Updated July 18, 2017 to include our review of the Home8 Video-Verified Home Security Alarm System. From smart light bulbs and thermostats that think for themselves to Bluetooth door locks, wireless security cameras, and all manner of sensors, today’s home technology can sound awfully sophisticated while actually being a messy hodgepodge of gizmos and apps. Whether you call it home automation or the connected home, installing all this stuff in your house is one thing. Getting it to work together smoothly and with a single user interface can be something entirely different.

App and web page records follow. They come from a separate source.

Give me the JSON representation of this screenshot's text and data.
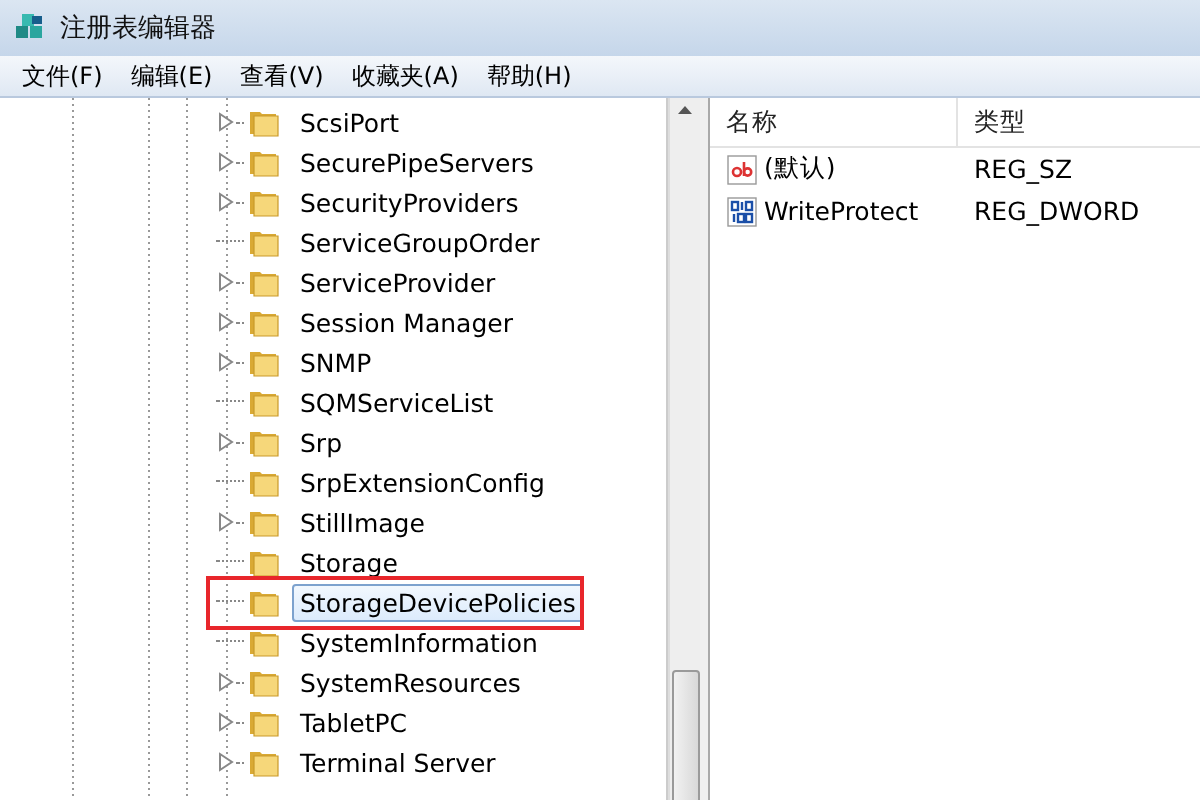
{
  "window": {
    "title": "注册表编辑器"
  },
  "menu": [
    "文件(F)",
    "编辑(E)",
    "查看(V)",
    "收藏夹(A)",
    "帮助(H)"
  ],
  "tree": {
    "items": [
      {
        "label": "ScsiPort",
        "expandable": true,
        "selected": false,
        "highlighted": false
      },
      {
        "label": "SecurePipeServers",
        "expandable": true,
        "selected": false,
        "highlighted": false
      },
      {
        "label": "SecurityProviders",
        "expandable": true,
        "selected": false,
        "highlighted": false
      },
      {
        "label": "ServiceGroupOrder",
        "expandable": false,
        "selected": false,
        "highlighted": false
      },
      {
        "label": "ServiceProvider",
        "expandable": true,
        "selected": false,
        "highlighted": false
      },
      {
        "label": "Session Manager",
        "expandable": true,
        "selected": false,
        "highlighted": false
      },
      {
        "label": "SNMP",
        "expandable": true,
        "selected": false,
        "highlighted": false
      },
      {
        "label": "SQMServiceList",
        "expandable": false,
        "selected": false,
        "highlighted": false
      },
      {
        "label": "Srp",
        "expandable": true,
        "selected": false,
        "highlighted": false
      },
      {
        "label": "SrpExtensionConfig",
        "expandable": false,
        "selected": false,
        "highlighted": false
      },
      {
        "label": "StillImage",
        "expandable": true,
        "selected": false,
        "highlighted": false
      },
      {
        "label": "Storage",
        "expandable": false,
        "selected": false,
        "highlighted": false
      },
      {
        "label": "StorageDevicePolicies",
        "expandable": false,
        "selected": true,
        "highlighted": true
      },
      {
        "label": "SystemInformation",
        "expandable": false,
        "selected": false,
        "highlighted": false
      },
      {
        "label": "SystemResources",
        "expandable": true,
        "selected": false,
        "highlighted": false
      },
      {
        "label": "TabletPC",
        "expandable": true,
        "selected": false,
        "highlighted": false
      },
      {
        "label": "Terminal Server",
        "expandable": true,
        "selected": false,
        "highlighted": false
      }
    ]
  },
  "values": {
    "columns": [
      "名称",
      "类型"
    ],
    "rows": [
      {
        "kind": "string",
        "name": "(默认)",
        "type": "REG_SZ"
      },
      {
        "kind": "dword",
        "name": "WriteProtect",
        "type": "REG_DWORD"
      }
    ]
  }
}
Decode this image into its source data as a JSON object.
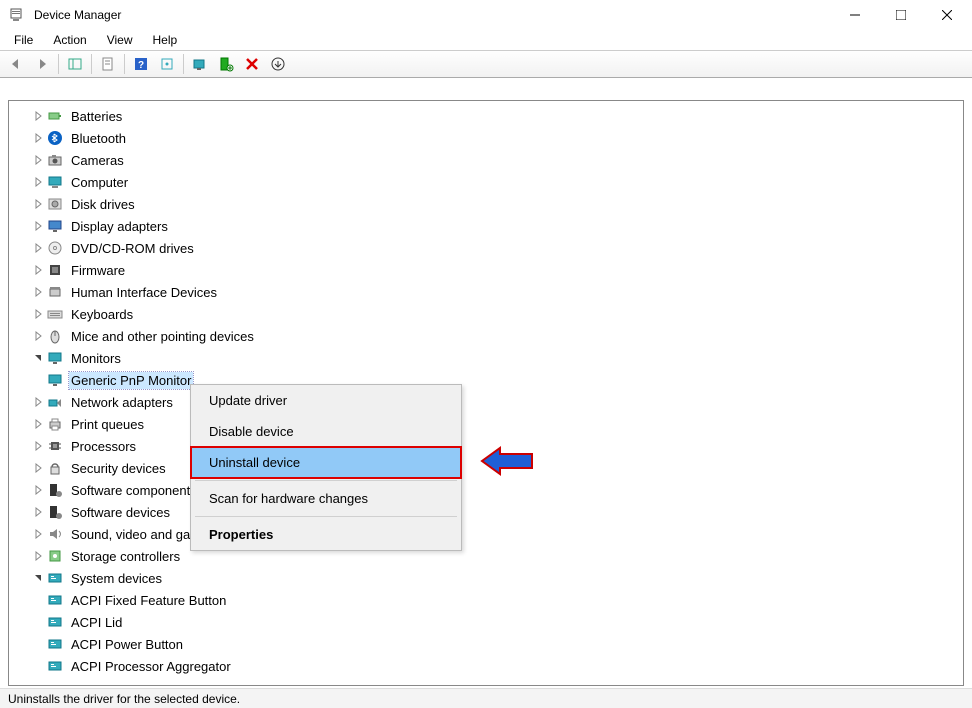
{
  "title": "Device Manager",
  "menubar": [
    "File",
    "Action",
    "View",
    "Help"
  ],
  "tree": [
    {
      "label": "Batteries",
      "icon": "battery",
      "ex": ">"
    },
    {
      "label": "Bluetooth",
      "icon": "bluetooth",
      "ex": ">"
    },
    {
      "label": "Cameras",
      "icon": "camera",
      "ex": ">"
    },
    {
      "label": "Computer",
      "icon": "computer",
      "ex": ">"
    },
    {
      "label": "Disk drives",
      "icon": "disk",
      "ex": ">"
    },
    {
      "label": "Display adapters",
      "icon": "display",
      "ex": ">"
    },
    {
      "label": "DVD/CD-ROM drives",
      "icon": "cd",
      "ex": ">"
    },
    {
      "label": "Firmware",
      "icon": "chip",
      "ex": ">"
    },
    {
      "label": "Human Interface Devices",
      "icon": "hid",
      "ex": ">"
    },
    {
      "label": "Keyboards",
      "icon": "keyboard",
      "ex": ">"
    },
    {
      "label": "Mice and other pointing devices",
      "icon": "mouse",
      "ex": ">"
    },
    {
      "label": "Monitors",
      "icon": "monitor",
      "ex": "v",
      "children": [
        {
          "label": "Generic PnP Monitor",
          "icon": "monitor",
          "selected": true
        }
      ]
    },
    {
      "label": "Network adapters",
      "icon": "network",
      "ex": ">"
    },
    {
      "label": "Print queues",
      "icon": "print",
      "ex": ">"
    },
    {
      "label": "Processors",
      "icon": "cpu",
      "ex": ">"
    },
    {
      "label": "Security devices",
      "icon": "security",
      "ex": ">"
    },
    {
      "label": "Software components",
      "icon": "sw",
      "ex": ">"
    },
    {
      "label": "Software devices",
      "icon": "sw",
      "ex": ">"
    },
    {
      "label": "Sound, video and game controllers",
      "icon": "sound",
      "ex": ">"
    },
    {
      "label": "Storage controllers",
      "icon": "storage",
      "ex": ">"
    },
    {
      "label": "System devices",
      "icon": "system",
      "ex": "v",
      "children": [
        {
          "label": "ACPI Fixed Feature Button",
          "icon": "system"
        },
        {
          "label": "ACPI Lid",
          "icon": "system"
        },
        {
          "label": "ACPI Power Button",
          "icon": "system"
        },
        {
          "label": "ACPI Processor Aggregator",
          "icon": "system"
        }
      ]
    }
  ],
  "context_menu": [
    {
      "label": "Update driver"
    },
    {
      "label": "Disable device"
    },
    {
      "label": "Uninstall device",
      "highlight": true
    },
    {
      "sep": true
    },
    {
      "label": "Scan for hardware changes"
    },
    {
      "sep": true
    },
    {
      "label": "Properties",
      "bold": true
    }
  ],
  "statusbar": "Uninstalls the driver for the selected device."
}
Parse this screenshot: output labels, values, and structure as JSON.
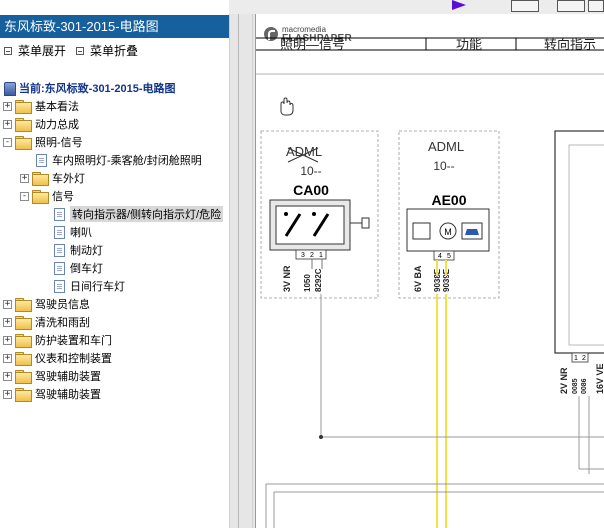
{
  "tree_panel": {
    "title": "东风标致-301-2015-电路图",
    "expand_all": "菜单展开",
    "collapse_all": "菜单折叠",
    "current": "当前:东风标致-301-2015-电路图",
    "items": [
      {
        "label": "基本看法",
        "type": "folder",
        "toggle": "+"
      },
      {
        "label": "动力总成",
        "type": "folder",
        "toggle": "+"
      },
      {
        "label": "照明-信号",
        "type": "folder",
        "toggle": "-"
      },
      {
        "label": "车内照明灯-乘客舱/封闭舱照明",
        "type": "page"
      },
      {
        "label": "车外灯",
        "type": "folder",
        "toggle": "+"
      },
      {
        "label": "信号",
        "type": "folder",
        "toggle": "-"
      },
      {
        "label": "转向指示器/侧转向指示灯/危险",
        "type": "page",
        "selected": true
      },
      {
        "label": "喇叭",
        "type": "page"
      },
      {
        "label": "制动灯",
        "type": "page"
      },
      {
        "label": "倒车灯",
        "type": "page"
      },
      {
        "label": "日间行车灯",
        "type": "page"
      },
      {
        "label": "驾驶员信息",
        "type": "folder",
        "toggle": "+"
      },
      {
        "label": "清洗和雨刮",
        "type": "folder",
        "toggle": "+"
      },
      {
        "label": "防护装置和车门",
        "type": "folder",
        "toggle": "+"
      },
      {
        "label": "仪表和控制装置",
        "type": "folder",
        "toggle": "+"
      },
      {
        "label": "驾驶辅助装置",
        "type": "folder",
        "toggle": "+"
      },
      {
        "label": "驾驶辅助装置",
        "type": "folder",
        "toggle": "+"
      }
    ]
  },
  "viewer": {
    "brand_line1": "macromedia",
    "brand_line2": "FLASHPAPER",
    "header_cells": [
      "照明—信号",
      "功能",
      "转向指示"
    ],
    "icons": {
      "hand": "hand-pan-icon"
    }
  },
  "diagram": {
    "box1": {
      "label_struck": "ADML",
      "sub": "10--",
      "code": "CA00",
      "pins": [
        "3",
        "2",
        "1"
      ],
      "wires": [
        "3V NR",
        "1050",
        "8292C"
      ]
    },
    "box2": {
      "label": "ADML",
      "sub": "10--",
      "code": "AE00",
      "pins": [
        "4",
        "5"
      ],
      "wires": [
        "6V BA",
        "9038E",
        "9039E"
      ]
    },
    "box3": {
      "pins": [
        "1",
        "2"
      ],
      "wires": [
        "2V NR",
        "0085",
        "0086",
        "16V VE"
      ]
    }
  }
}
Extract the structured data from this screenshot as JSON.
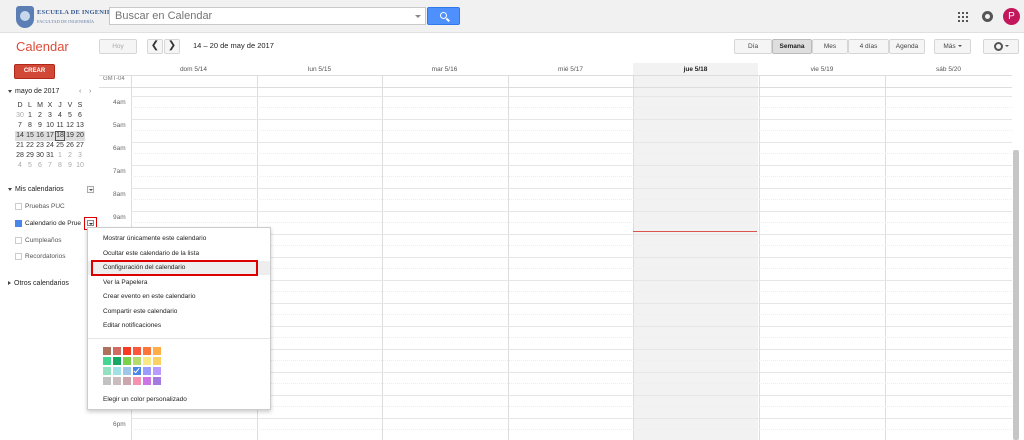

Here’s the essential gear to get you there, which we’ve separated into two categories: all-around smart home systems, which are designed to coordinate a wide variety of smart home products, and security-focused systems, which are built around sensors and sirens. You should also note that some of our picks are starter kits, consisting of a smart-home hub and a handful of devices, while others are just the hub. You’ll need to add the components you want to the latter, choosing from products certified by the hub manufacturer.
For breadth and depth of supported smart home products, you won’t find a smart home system that handles more than Samsung SmartThings. At its core is a small square box that plugs into your router (and Samsung’s Connect Home will soon eliminate that requirement by integrated a mesh router with a SmartThings hub). Through the SmartThings mobile app, you then start adding your various devices through its simple yet intuitive control system. These can be sensors or light bulbs that Samsung sells directly, or (more likely) you can choose from a vast number of products that boast “Works with SmartThings” compatibility.
Seemingly every major category is covered, including the Amazon Echo and Google Home, numerous major smart lighting products (including Philips and Sylvania gear), the Ring Video Doorbell, and a full 20 smart door locks. SmartThings can also integrate with your Samsung smart appliances—even the vacuum cleaner. If there’s a gap in SmartThings’ coverage, it’s a lack of (official) support for Nest products and relatively weak support for third-party security cameras (although third-party support code is often available if you’re willing to tinker). Otherwise it’s hard to find a smart market that SmartThings doesn’t play in.